Looking back in my memory banks (and dusting off a few old files) I recalled one of the first things I did for my (now) husband back when we were friends – I wrote him a sonnet. Although the poem itself is unfortunately lost to time, I can still recall the subject – of building a mansion up in Heaven and how each room was not build with brick and mortar but with love and dreams. How each room was a memory added on over time. That was nearly 11 years ago.
When I received my very first digital pen – my very first subject was my youngest daughter. I sketched out a replication of a photo of her on her birthday and recolored it.
As a Christmas gift for my family I am designing a “Family Calendar” that has seasonal themes incorporated with pictures of each individual for their birthday month and accomplishes they have made in life.
One of the first drawings I ever did in school was one of my mother (which amazingly she still has) of her and I in front of our house (you know – triangle dresses and all!).
I also love fantasy creatures and often include them in my works. There is something about letting your imagination run in wild abandon that makes art more like fun and less like work. Again, to create that in which you love is a very pure form of praise.
May artists paint nature because of all the beautiful things the natural world brings to us - the joy and astonished wonderment that captivates our thoughts and expresses itself out through our pens and brushes (and mouse clicks).
Not a deeply informative post I know, more of a public service announcement. I remember when I was young when I sometimes didn’t have the ability to “purchase” a gift for a friend or family member I would “make” them something. I think a lot of folks may think that is cheaping out – a good way to get out of getting a worthy present or something of that nature. You’d get the raised eyebrow and a head nod with “that’s nice” but not a thank-you or a hug for hours of work you put into something. A piece of art is an extension of the soul – not something you can purchase in a department store window. It is not something anyone else has or ever will have – it is a unique and priceless gift unto itself. (I don’t know if macaroni pictures count for this…)
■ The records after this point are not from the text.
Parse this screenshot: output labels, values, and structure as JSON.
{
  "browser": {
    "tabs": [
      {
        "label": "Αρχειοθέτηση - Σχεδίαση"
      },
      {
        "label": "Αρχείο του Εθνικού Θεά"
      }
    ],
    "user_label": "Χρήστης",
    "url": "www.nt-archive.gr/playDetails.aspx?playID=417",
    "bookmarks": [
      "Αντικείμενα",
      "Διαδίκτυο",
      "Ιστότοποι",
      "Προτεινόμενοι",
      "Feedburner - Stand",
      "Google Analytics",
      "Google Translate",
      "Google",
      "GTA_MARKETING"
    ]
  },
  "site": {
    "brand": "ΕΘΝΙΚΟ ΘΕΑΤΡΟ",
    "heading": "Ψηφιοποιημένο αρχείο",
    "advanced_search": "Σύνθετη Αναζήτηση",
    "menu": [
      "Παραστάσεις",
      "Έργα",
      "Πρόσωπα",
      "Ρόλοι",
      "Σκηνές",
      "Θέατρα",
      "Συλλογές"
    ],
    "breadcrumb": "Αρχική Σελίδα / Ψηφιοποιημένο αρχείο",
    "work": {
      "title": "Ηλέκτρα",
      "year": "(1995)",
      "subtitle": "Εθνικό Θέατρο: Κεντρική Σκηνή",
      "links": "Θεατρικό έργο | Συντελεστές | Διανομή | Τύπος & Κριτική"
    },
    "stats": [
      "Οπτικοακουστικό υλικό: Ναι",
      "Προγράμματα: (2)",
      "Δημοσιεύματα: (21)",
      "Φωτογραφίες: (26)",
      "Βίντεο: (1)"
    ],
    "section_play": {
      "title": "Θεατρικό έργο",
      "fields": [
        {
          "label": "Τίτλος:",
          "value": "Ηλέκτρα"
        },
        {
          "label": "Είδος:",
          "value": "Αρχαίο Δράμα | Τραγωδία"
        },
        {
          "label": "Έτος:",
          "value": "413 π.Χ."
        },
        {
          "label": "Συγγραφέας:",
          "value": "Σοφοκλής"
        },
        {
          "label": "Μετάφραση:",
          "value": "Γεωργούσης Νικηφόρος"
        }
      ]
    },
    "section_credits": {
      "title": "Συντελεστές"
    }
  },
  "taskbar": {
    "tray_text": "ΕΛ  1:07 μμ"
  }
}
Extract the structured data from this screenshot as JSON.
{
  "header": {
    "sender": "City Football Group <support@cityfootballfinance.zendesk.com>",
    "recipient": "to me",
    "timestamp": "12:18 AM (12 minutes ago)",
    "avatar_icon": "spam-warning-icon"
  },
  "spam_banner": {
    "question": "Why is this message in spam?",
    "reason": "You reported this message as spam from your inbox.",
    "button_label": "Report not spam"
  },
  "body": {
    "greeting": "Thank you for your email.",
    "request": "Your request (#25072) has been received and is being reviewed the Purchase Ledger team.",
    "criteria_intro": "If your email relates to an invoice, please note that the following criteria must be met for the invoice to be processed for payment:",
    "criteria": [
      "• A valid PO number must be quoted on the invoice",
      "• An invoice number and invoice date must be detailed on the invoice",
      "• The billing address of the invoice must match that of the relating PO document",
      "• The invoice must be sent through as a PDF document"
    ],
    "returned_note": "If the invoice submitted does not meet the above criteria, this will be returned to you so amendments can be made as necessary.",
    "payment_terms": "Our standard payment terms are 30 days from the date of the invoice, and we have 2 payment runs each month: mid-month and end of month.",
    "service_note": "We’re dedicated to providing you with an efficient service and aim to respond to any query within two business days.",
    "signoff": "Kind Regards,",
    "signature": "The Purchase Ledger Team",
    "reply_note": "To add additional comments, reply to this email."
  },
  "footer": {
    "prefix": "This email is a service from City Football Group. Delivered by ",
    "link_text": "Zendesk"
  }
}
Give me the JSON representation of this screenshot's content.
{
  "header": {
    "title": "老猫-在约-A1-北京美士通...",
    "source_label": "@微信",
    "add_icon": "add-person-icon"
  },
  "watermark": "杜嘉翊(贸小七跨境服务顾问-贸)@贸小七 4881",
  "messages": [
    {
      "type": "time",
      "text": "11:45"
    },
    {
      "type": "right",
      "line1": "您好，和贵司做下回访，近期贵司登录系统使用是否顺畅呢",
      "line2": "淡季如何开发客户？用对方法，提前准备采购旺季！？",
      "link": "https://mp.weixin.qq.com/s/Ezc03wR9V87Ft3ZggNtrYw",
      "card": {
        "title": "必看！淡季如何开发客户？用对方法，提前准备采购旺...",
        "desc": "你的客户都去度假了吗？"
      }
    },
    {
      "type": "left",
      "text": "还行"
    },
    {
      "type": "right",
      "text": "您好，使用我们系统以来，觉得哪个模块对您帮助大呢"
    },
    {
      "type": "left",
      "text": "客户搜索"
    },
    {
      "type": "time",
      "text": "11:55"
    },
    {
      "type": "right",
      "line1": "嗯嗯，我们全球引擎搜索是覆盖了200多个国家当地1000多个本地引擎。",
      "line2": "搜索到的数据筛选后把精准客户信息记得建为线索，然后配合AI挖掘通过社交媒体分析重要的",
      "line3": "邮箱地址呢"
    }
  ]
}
If anyone ever creates art of you or about – it is one of the deepest compliments one can give, be sure to thank them, as more than likely it came directly from the heart!